You should also make sure that you can provide it with enough water, about 1/2 an inch per week if possible.
When to repot
Repot your graptopetalum superbum during spring and summer, in either late April or early June. Do not repot a plant that has been sitting in water, as it will cause root rot. Instead, allow it to dry out slightly before you transplant it into fresh potting soil.
Be sure to use fast-draining soil so that excess moisture doesn’t remain around its roots for long periods of time. Use a pot that is one size larger than what it currently sits in. For example, if your graptopetalum superbum is planted in a 6-inch container, move it to an 8-inch container after repotting.
This extra space allows more room for growth and helps prevent rotting caused by overcrowding. If you notice new leaves starting to turn yellow after repotting, remove them immediately; they are most likely infected with fungi or bacteria due to overwatering.
In warmer regions, they can be grown as an annual and will require a dormancy period. The easiest way to force dormancy is to place them in a plastic bag and store them in a refrigerator for three months at 45 degrees.
During their dormancy period, keep your graptopetalums out of direct sunlight and away from any heat source. When you remove them from storage, allow them to adjust slowly by moving them into indirect light for a few days before returning them to full sun.
Graptopetalum superbum flower & fragrance
It’s easy to get lost in a plant’s beauty, but it’s also important to note its scent. While some plants have pretty flowers but they don’t smell too good, others have not-so-gorgeous flowers but their aromas are divine.
When you consider how much time you spend at home and how many hours you spend sleeping there, it makes sense that your bedroom should be filled with beautiful fragrances from your indoor plants.
If you’re looking for beautiful flowering indoor plants that are known for their pleasant scents, look no further than graptopetalum superbum (Graptopetalum pentandrum subsp. superbum). This evergreen perennial has showy pink-to-purple blooms that attract hummingbirds.

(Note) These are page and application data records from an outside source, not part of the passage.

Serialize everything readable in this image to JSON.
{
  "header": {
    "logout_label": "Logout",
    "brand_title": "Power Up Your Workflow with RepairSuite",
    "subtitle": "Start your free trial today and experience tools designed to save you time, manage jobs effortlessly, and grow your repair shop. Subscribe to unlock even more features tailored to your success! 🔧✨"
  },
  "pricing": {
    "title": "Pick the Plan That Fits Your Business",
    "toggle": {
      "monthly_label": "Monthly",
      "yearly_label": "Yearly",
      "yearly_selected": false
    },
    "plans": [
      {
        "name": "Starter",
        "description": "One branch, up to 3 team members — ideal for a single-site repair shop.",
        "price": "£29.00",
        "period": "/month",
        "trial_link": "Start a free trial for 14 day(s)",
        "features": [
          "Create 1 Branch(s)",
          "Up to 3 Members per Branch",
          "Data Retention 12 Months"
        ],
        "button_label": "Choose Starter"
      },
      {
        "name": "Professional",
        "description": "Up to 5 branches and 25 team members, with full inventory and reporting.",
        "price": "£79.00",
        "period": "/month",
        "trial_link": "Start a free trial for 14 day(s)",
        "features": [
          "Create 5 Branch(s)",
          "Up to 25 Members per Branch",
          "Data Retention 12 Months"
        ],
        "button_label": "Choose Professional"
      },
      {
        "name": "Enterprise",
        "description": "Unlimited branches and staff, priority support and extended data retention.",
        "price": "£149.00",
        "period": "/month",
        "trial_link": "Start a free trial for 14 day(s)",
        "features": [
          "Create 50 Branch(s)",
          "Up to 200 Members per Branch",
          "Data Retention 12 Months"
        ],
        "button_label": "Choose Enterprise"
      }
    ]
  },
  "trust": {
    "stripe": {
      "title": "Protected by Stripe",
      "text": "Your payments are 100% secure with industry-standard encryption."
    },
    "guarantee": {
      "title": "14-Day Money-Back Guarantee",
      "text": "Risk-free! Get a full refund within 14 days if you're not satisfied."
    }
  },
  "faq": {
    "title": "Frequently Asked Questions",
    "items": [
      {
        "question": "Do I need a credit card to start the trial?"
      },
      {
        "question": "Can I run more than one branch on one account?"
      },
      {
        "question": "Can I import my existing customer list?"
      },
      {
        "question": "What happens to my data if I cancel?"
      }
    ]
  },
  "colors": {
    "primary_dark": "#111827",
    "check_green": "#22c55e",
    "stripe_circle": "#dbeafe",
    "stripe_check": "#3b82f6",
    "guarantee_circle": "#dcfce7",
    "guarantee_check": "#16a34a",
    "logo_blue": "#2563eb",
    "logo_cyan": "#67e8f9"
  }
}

Not only do these gorgeous little blooms smell wonderful, but they last long after other varieties have faded away.
In hot, dry climates, a Graptopetalum pentandrum subsp. superbum vine can grow as much as 12 inches per month and reach a length of 10 feet or more in only four months. Make sure you plant your graptopetalum where it will have full sun and plenty of room to spread out and climb.
Graptopetalum superbum can be toxic if ingested. If you have young children in your home, it is best to keep them away from your plants. It may be a good idea to put some sort of protection around your plant to keep small children from accidentally ingesting any part of it.
Keep in mind that like all plants, graptopetalums have been known to cause irritation when touched or ingested.
USDA hardiness zones
Graptopetalum superbum thrives best in USDA hardiness zones 8b through 11. However, if you live in zone 8 or 9, be sure to plant your graptopetalum superbum plants in a spot that receives partial shade during midday. This will protect them from direct sunlight and prevent them from getting burned by heat.
If you live in zone 10 or higher, full sun is not an issue for your graptopetalum superbum plants and they can thrive outside all day long without any protection from direct sunlight.
Pests and diseases
While there are very few pests or diseases that impact graptopetalum superbum, there are a couple of things you can do to keep them as healthy as possible. Graptopetalums are susceptible to mealybugs and root rot, so look closely for these if you see leaf yellowing or wilting in your plant.
Mealybugs can be treated with neem oil, while root rot is best avoided by planting in well-draining soil. If you notice any wilting leaves on your graptopetalum, it’s best to remove those leaves right away, this will prevent further damage from occurring and will help encourage new growth.